Sunday, February 24, 2019

Selected Recent Tweets 2019-02-24

[on Clobuchar’s student loan debt plan] At least, go back to allowing student loan debt to be dissolved in bankruptcy, and go back to allowing a dignified bankruptcy, none of this "reform" garbage. That's not enough, but it would for sure be better than what we have now.
But you know, she can't. I think she's a bought and paid for creature of the big money - that's what this shows

If we wanted to aid the people of Venezuela, we could lift the sanctions on the country. But, no, gotta get that oil. It's cooking the world, but gotta get that oil. –

[On preferring Warren to Sanders for reasons of representation] The black union people in Milwaukee, they loved [Bernie]. He was speaking their language.

In what world is rectifying economic inequities not a part of eliminating racism?

Fk. USA declares war on Venezuela, more-or-less. –

[In response to Paul Krugman, on health plans] One thing you are missing is how very much most people hate the [health] insurance companies.

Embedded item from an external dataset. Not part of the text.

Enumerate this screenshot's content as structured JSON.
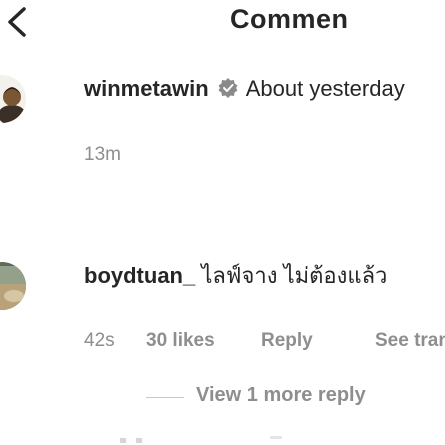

No medieval landlord was crueler. –

We have taken small steps, while the destroyers of the Earth have taken strides.

[On climate change] When packs of wolf packs are arriving it's OK to cry wolf. –

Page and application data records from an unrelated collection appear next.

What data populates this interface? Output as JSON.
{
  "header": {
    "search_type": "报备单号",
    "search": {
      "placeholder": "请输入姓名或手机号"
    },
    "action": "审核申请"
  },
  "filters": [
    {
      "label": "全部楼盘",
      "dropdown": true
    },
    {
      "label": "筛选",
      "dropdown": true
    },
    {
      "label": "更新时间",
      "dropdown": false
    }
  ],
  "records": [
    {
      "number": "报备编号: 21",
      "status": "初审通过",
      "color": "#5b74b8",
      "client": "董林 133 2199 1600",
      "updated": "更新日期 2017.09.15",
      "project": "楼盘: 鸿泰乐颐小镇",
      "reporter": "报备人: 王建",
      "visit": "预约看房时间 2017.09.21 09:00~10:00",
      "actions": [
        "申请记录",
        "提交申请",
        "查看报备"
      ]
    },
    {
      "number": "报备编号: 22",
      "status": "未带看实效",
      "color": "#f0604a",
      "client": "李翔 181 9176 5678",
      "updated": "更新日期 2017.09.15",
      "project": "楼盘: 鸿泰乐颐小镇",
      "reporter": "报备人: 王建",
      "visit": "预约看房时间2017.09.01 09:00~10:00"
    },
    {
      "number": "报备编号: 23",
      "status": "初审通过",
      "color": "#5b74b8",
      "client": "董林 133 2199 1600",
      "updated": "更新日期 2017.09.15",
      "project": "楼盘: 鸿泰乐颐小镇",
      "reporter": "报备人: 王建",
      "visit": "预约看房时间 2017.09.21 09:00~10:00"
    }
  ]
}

[on the idea that one needs a racially uniform population to successfully implement universal health care]
"All of our history is a coming together
  You want pure you're gonna have caves again.
Anyway who needs a freak like the grand dragon,
  So full of s..t his breath makes acid rain." [Bruce Cockburn lyric, slightly misheard] –

[On Sanders remarks on “humanitarian aid” in Venezuela] Or maybe he's a politician, doing what he needs to do. People forget that Sen Sanders is a pol. An unusually decent one, but he still has constituents to answer to. –

[On the sophisticated plagiarism that has emerged in Amazon ebooks] Hack writing and scam publishing for the 21st century, and Amazon doesn't care. Amazon makes money from it, hand over fist. –

Chavez, Maduro's predecessor, nationalized the Venezuelan oil industry and the US can't tolerate that. –

It's not so much that they want Venezuela's oil, though they do, but they hate having Venezuela's oil taken away from them. –

[What do white rural voters want?] Someone to represent them. They don't see themselves in the sophisticates, often children of the rich, they are usually offered. They're one rung up on the social ladder and they're determined to keep someone below them.

A lot of white suburbanites want the same thing.

Let me suggest that a lot of what goes wrong [in US foreign policy] is that we are using the military to resolve our internal conflicts, much like a man who has problems at home picking bar fights. It doesn't resolve problems at home, and it makes new problems outside. –

Cornyn, while people who sounded like you were building camps and ovens, socialists were dying to stop them.

Tuesday, February 19, 2019

Reading the Tea Leaves: the Democratic Presidential Nominee

I think we are likely to get a “socially liberal, economically conservative” woman of color. (And no, not necessarily Kamala Harris.)

I have a sick feeling. I am not sure that any economic conservative can win the necessary votes. The Democrats who vote will vote for her, but it will be hard for her to get the black working class and the youth vote to work for her enthusiastically, or to turn out for her.

Assuming she does win, we will then face more years where the rich get richer and the poor get poorer. Better that than the party of rape and treason, to be sure, but hard years. And who knows how any “economic conservative” will deal with the fossil fuel industry?

Sanders is in. Sigh.

He made the announcement this morning, on Vermont Public Radio.

On the one hand, I like him and his politics. On the other hand, he will have trouble winning both the nomination and the general election. There's a lot of women and blacks who hate him. His hippie and socialist past will be dragged out by his Republican opponent. And I fear that just running will kill him. The Presidency ages people, just running ages people, and Sanders is already an old man.

And where will the born-again progressives of the Democratic Party get their ideas from, if they cannot steal them from Sanders?